The goal is to forge strong relationships with the account’s decision-makers. This process takes time—sometimes months or even years. But it’s worth the wait, and the journey helps you learn intel to further improve your ABM campaigns.
Measure & Analyze Your ABM Results
All marketing activities require ongoing monitoring and iterations. What works once may not work again, so consistently switch up your methods. When you closely monitor and analyze your campaigns, you can catch when your marketing efforts aren’t performing as expected.
But what exactly should you measure in your ABM campaign? Here are several account-based marketing KPIs to gather insights from:
- Deals created
- Account engagement
- Account penetration (adding net new contacts to an account)
- Time to close deals
- Percentage of deals closed
- Net-new revenue
You’ll have to run your ABM campaign for at least 30 to 60 days to have enough data to evaluate your campaign’s effectiveness.
Learn How Sendoso Can Help Boost Your ABM Strategy
In an ABM campaign, your goal is to drive more target accounts to your business. This means using strategies to appeal and engage stakeholders. The beauty of ABM is you know exactly who you’re selling to, so you can design personalized touches in your outreach.
This is where Sendoso comes in. B2B companies use Sendoso to send corporate gifts, swag bags, and fruit baskets (among other things) to ideal customers. It’s an excellent way to open up conversations and initiate engagement.
Some customers use it to entice leads to schedule a demo or call. And others use it as a thank-you after successfully hosting a meeting with potential customers. Corporate gifting is a direct mail technique that showcases your thoughtfulness.
With Sendoso, you have a dashboard to monitor your gift sending to ensure on-time deliveries. Plus, you can quickly find personalized gifts that match your prospect’s personality and tastes. It’s the ultimate form of personalization, and it works in getting a return call or email from a defrosting lead.
Get Started Building Your ABM Campaign
By following ABM best practices and employing the right tools and strategies, you can get favorable results from your campaigns. So keep these tips top of mind and continue experimenting to see what works for your business and its accounts.
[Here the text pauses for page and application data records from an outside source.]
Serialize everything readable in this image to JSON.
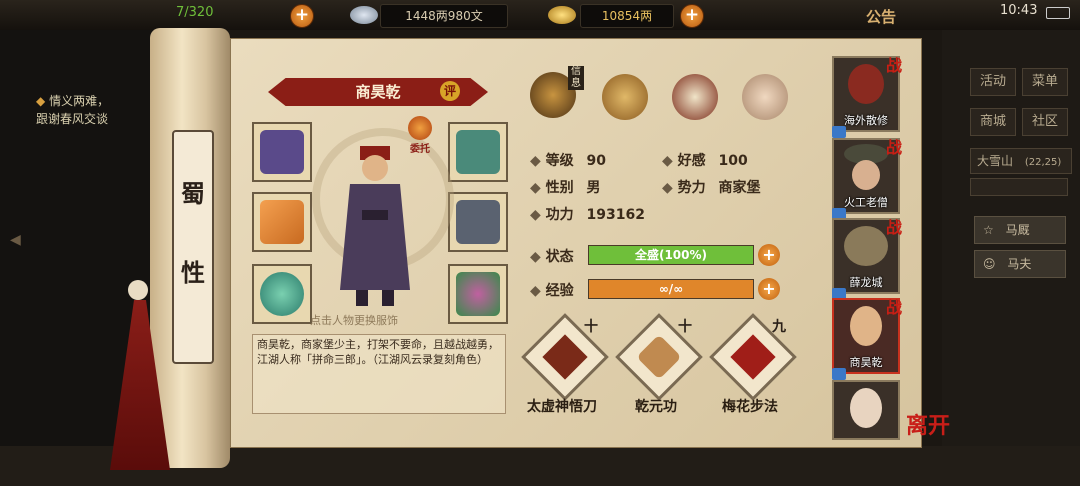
{
  "status_bar": {
    "partial_value": "7/320",
    "money": "1448两980文",
    "ingot": "10854两",
    "notice": "公告",
    "time": "10:43"
  },
  "quest": {
    "title": "情义两难，",
    "detail": "跟谢春风交谈"
  },
  "right_menu": {
    "buttons": [
      "活动",
      "菜单",
      "商城",
      "社区"
    ],
    "location": "大雪山",
    "coords": "(22,25)",
    "items": [
      "马厩",
      "马夫"
    ]
  },
  "scroll_title": [
    "蜀",
    "性"
  ],
  "character": {
    "name": "商昊乾",
    "rate_label": "评",
    "weituo_label": "委托",
    "change_hint": "点击人物更换服饰",
    "description": "商昊乾，商家堡少主，打架不要命，且越战越勇，江湖人称「拼命三郎」。（江湖风云录复刻角色）"
  },
  "tabs": {
    "info_label": "信息"
  },
  "stats": {
    "level_label": "等级",
    "level_value": "90",
    "favor_label": "好感",
    "favor_value": "100",
    "gender_label": "性别",
    "gender_value": "男",
    "faction_label": "势力",
    "faction_value": "商家堡",
    "power_label": "功力",
    "power_value": "193162",
    "state_label": "状态",
    "state_value": "全盛(100%)",
    "state_fraction": 1.0,
    "exp_label": "经验",
    "exp_value": "∞/∞",
    "exp_fraction": 1.0
  },
  "skills": [
    {
      "name": "太虚神悟刀",
      "mark": "十"
    },
    {
      "name": "乾元功",
      "mark": "十"
    },
    {
      "name": "梅花步法",
      "mark": "九"
    }
  ],
  "party": [
    "海外散修",
    "火工老僧",
    "薛龙城",
    "商昊乾",
    ""
  ],
  "party_badge": "战",
  "leave_label": "离开",
  "colors": {
    "accent_red": "#8b1e16",
    "state_bar": "#6fbf3a",
    "exp_bar": "#e0862a"
  }
}
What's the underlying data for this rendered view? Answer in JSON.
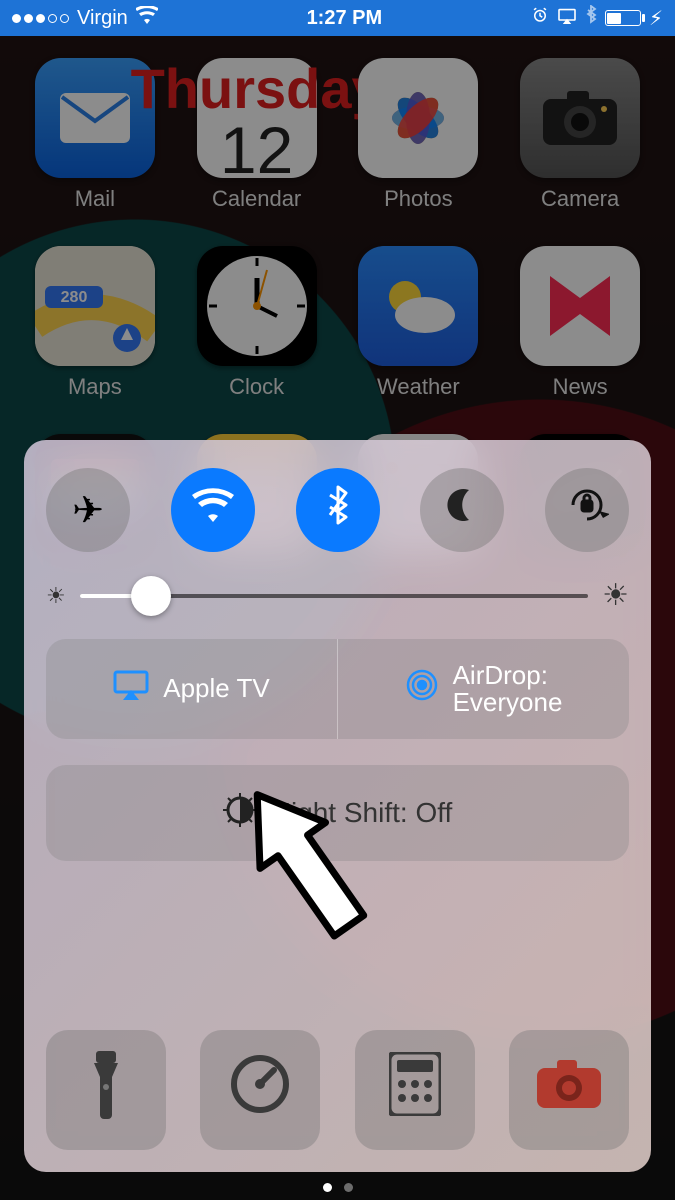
{
  "status": {
    "carrier": "Virgin",
    "time": "1:27 PM",
    "alarm_icon": "⏰",
    "airplay_icon": "▢",
    "bluetooth_icon": "✱",
    "charging_icon": "⚡︎"
  },
  "calendar_tile": {
    "weekday": "Thursday",
    "day": "12"
  },
  "apps": {
    "row1": [
      "Mail",
      "Calendar",
      "Photos",
      "Camera"
    ],
    "row2": [
      "Maps",
      "Clock",
      "Weather",
      "News"
    ]
  },
  "control_center": {
    "toggles": {
      "airplane": {
        "active": false
      },
      "wifi": {
        "active": true
      },
      "bluetooth": {
        "active": true
      },
      "dnd": {
        "active": false
      },
      "lock": {
        "active": false
      }
    },
    "brightness_percent": 14,
    "airplay_label": "Apple TV",
    "airdrop_label": "AirDrop:",
    "airdrop_value": "Everyone",
    "night_shift_label": "Night Shift: Off",
    "shortcuts": {
      "flashlight": "flashlight-icon",
      "timer": "timer-icon",
      "calculator": "calculator-icon",
      "camera": "camera-icon"
    }
  },
  "pager": {
    "count": 2,
    "active": 0
  }
}
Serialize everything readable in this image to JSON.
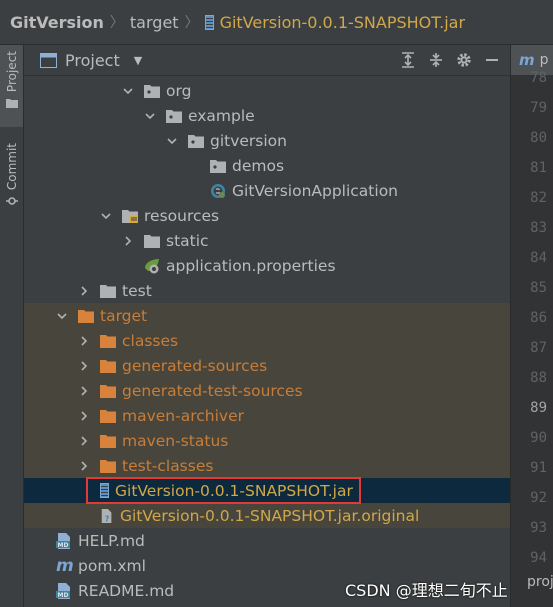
{
  "breadcrumb": {
    "project": "GitVersion",
    "folder": "target",
    "file": "GitVersion-0.0.1-SNAPSHOT.jar"
  },
  "side_tabs": {
    "project": "Project",
    "commit": "Commit"
  },
  "panel": {
    "title": "Project"
  },
  "tree": [
    {
      "label": "org",
      "icon": "package-folder-icon",
      "chevron": "down",
      "color": "default",
      "excluded": false
    },
    {
      "label": "example",
      "icon": "package-folder-icon",
      "chevron": "down",
      "color": "default",
      "excluded": false
    },
    {
      "label": "gitversion",
      "icon": "package-folder-icon",
      "chevron": "down",
      "color": "default",
      "excluded": false
    },
    {
      "label": "demos",
      "icon": "package-folder-icon",
      "chevron": "none",
      "color": "default",
      "excluded": false
    },
    {
      "label": "GitVersionApplication",
      "icon": "spring-class-icon",
      "chevron": "none",
      "color": "default",
      "excluded": false
    },
    {
      "label": "resources",
      "icon": "resources-folder-icon",
      "chevron": "down",
      "color": "default",
      "excluded": false
    },
    {
      "label": "static",
      "icon": "folder-icon",
      "chevron": "right",
      "color": "default",
      "excluded": false
    },
    {
      "label": "application.properties",
      "icon": "spring-properties-icon",
      "chevron": "none",
      "color": "default",
      "excluded": false
    },
    {
      "label": "test",
      "icon": "folder-icon",
      "chevron": "right",
      "color": "default",
      "excluded": false
    },
    {
      "label": "target",
      "icon": "orange-folder-icon",
      "chevron": "down",
      "color": "orange",
      "excluded": true
    },
    {
      "label": "classes",
      "icon": "orange-folder-icon",
      "chevron": "right",
      "color": "orange",
      "excluded": true
    },
    {
      "label": "generated-sources",
      "icon": "orange-folder-icon",
      "chevron": "right",
      "color": "orange",
      "excluded": true
    },
    {
      "label": "generated-test-sources",
      "icon": "orange-folder-icon",
      "chevron": "right",
      "color": "orange",
      "excluded": true
    },
    {
      "label": "maven-archiver",
      "icon": "orange-folder-icon",
      "chevron": "right",
      "color": "orange",
      "excluded": true
    },
    {
      "label": "maven-status",
      "icon": "orange-folder-icon",
      "chevron": "right",
      "color": "orange",
      "excluded": true
    },
    {
      "label": "test-classes",
      "icon": "orange-folder-icon",
      "chevron": "right",
      "color": "orange",
      "excluded": true
    },
    {
      "label": "GitVersion-0.0.1-SNAPSHOT.jar",
      "icon": "jar-icon",
      "chevron": "none",
      "color": "gold",
      "excluded": false,
      "selected": true
    },
    {
      "label": "GitVersion-0.0.1-SNAPSHOT.jar.original",
      "icon": "unknown-file-icon",
      "chevron": "none",
      "color": "gold",
      "excluded": true
    },
    {
      "label": "HELP.md",
      "icon": "markdown-icon",
      "chevron": "none",
      "color": "default",
      "excluded": false
    },
    {
      "label": "pom.xml",
      "icon": "maven-icon",
      "chevron": "none",
      "color": "default",
      "excluded": false
    },
    {
      "label": "README.md",
      "icon": "markdown-icon",
      "chevron": "none",
      "color": "default",
      "excluded": false
    }
  ],
  "editor": {
    "tab_icon": "m",
    "tab_fragment": "p",
    "line_numbers": [
      "78",
      "79",
      "80",
      "81",
      "82",
      "83",
      "84",
      "85",
      "86",
      "87",
      "88",
      "89",
      "90",
      "91",
      "92",
      "93",
      "94"
    ],
    "current_line": "89",
    "bottom_fragment": "proj"
  },
  "watermark": "CSDN @理想二旬不止",
  "colors": {
    "background": "#3c3f41",
    "excluded_row": "#48463c",
    "selected_row": "#0d293e",
    "highlight_box": "#e53935",
    "orange_text": "#c77d3a",
    "gold_text": "#d0a84a"
  }
}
If you’d like to learn more about growing your ABM campaign, see how these marketing teams get over 200% return on their campaign investment.